The challenge BLAST teachers faced in learning how to use this real-time data to inform their lesson plans and instructional approaches is far from unique. As a recent study from the National Council or Quality Teaching (NCTQ) found, most university schools of education do a poor job of training educators in the use of data-driven assessment and instruction. And although the NCTQ report focused only on traditional assessment tools of classroom exams and standardized tests, it nevertheless underscores the increased importance of training teachers who work in blended learning environments about  the use of daily data to assess and differentiate instruction for all students.

What’s the school leader’s role in a blended learning environment?
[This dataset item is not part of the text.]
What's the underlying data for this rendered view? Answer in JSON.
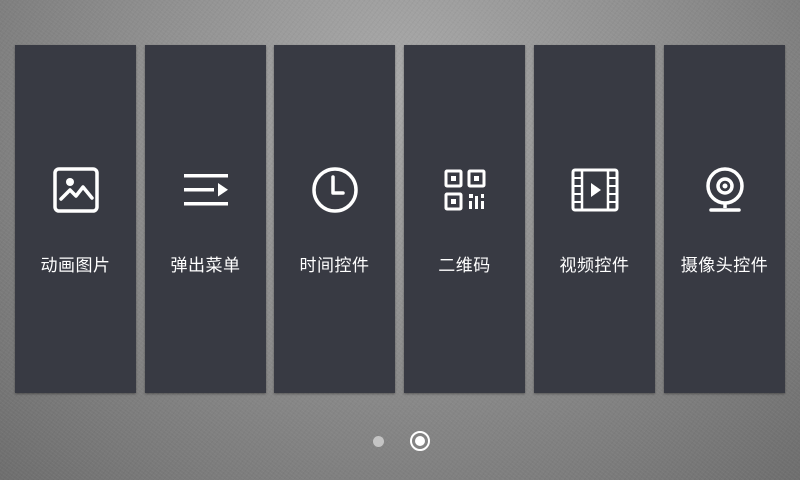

School leaders play a critical role in creating a culture of collaboration, shared learning and an atmosphere of openness and willingness to make and learn from mistakes.  At weekly professional development sessions, the principal facilitates discussion that draws out and highlights what teaching practices are working in the classroom. Perhaps more importantly, the principal solicits ongoing feedback about what is not working, explores why not, and facilitates group discussion on new approaches to improve or change the practices to achieve the desired results. At one BLAST school, English and Social Studies teachers felt comfortable enough to recommend a fundamental change in their classroom structure and requested that the principal to help them find better software to support expository writing skills.

What are the staffing and professional development implications of blended learning?

These challenges inevitably have implications for how we recruit, orient and provide ongoing professional development for teachers.

  • In hiring teachers for a blended learning classroom, we seek those who are willing to innovate and take risks.
  • Before sending teachers into BLAST classrooms, we provide orientation training that goes above and beyond that of teachers in our more traditional classroom. We address the use of digital content, classroom  management and planning in the BLAST model, and techniques for using data to differentiate instruction.
  • Throughout the year, teachers also participate in ongoing professional development in weekly two hour sessions on campus as well as quarterly, day-long trainings with BLAST faculty from all BLAST schools.

How are students affected?

Early in the year, this particular teacher had seen the power of real-time data. In the fall, she had two students, both of whom came to her having failed Algebra 1 the previous year. After only a few classes, careful review of each student’s data, revealed two very different sets of needs, which required her to adopt two very-different, student-specific approaches to teaching.

In one case, the student had serious gaps in fundamentals of mathematics and pre-Algebra skills.  In the other, the student moved through and mastered the material at a pace that outstripped almost every single classmate. It was a tale of two extremes: Both students had failed and been failed by the traditional classroom. One was lost and continued to get further behind. The other was bored and disengaged.

In response, the teacher created intervention programs and one-to-one tutoring to support the student to fill in the gaps in his learning and developed a plan to move the other quickly through material. The result? By year’s end, both students mastered the content and received “A’s” in Algebra.

What’s the upside for teachers?

With blended learning still early in its development, there’s no teacher handbook.  All teachers are equally new. The teachers of today are creating best practices and developing techniques for the teachers and education schools of tomorrow.  And that’s both very rewarding and very difficult work. It takes both discipline and agility to monitor and incorporate real-time data into instructional practice. But as one teacher told me, “I am such a better teacher now.  I used to think I was a good teacher and people told me I was a good teacher.  Now I realize how many kids I missed in the traditional classroom.”

Judy Burton is the President and CEO of Alliance College-Ready Public Schools, a charter management organization which operates 21 middle and high schools in the Los Angeles area.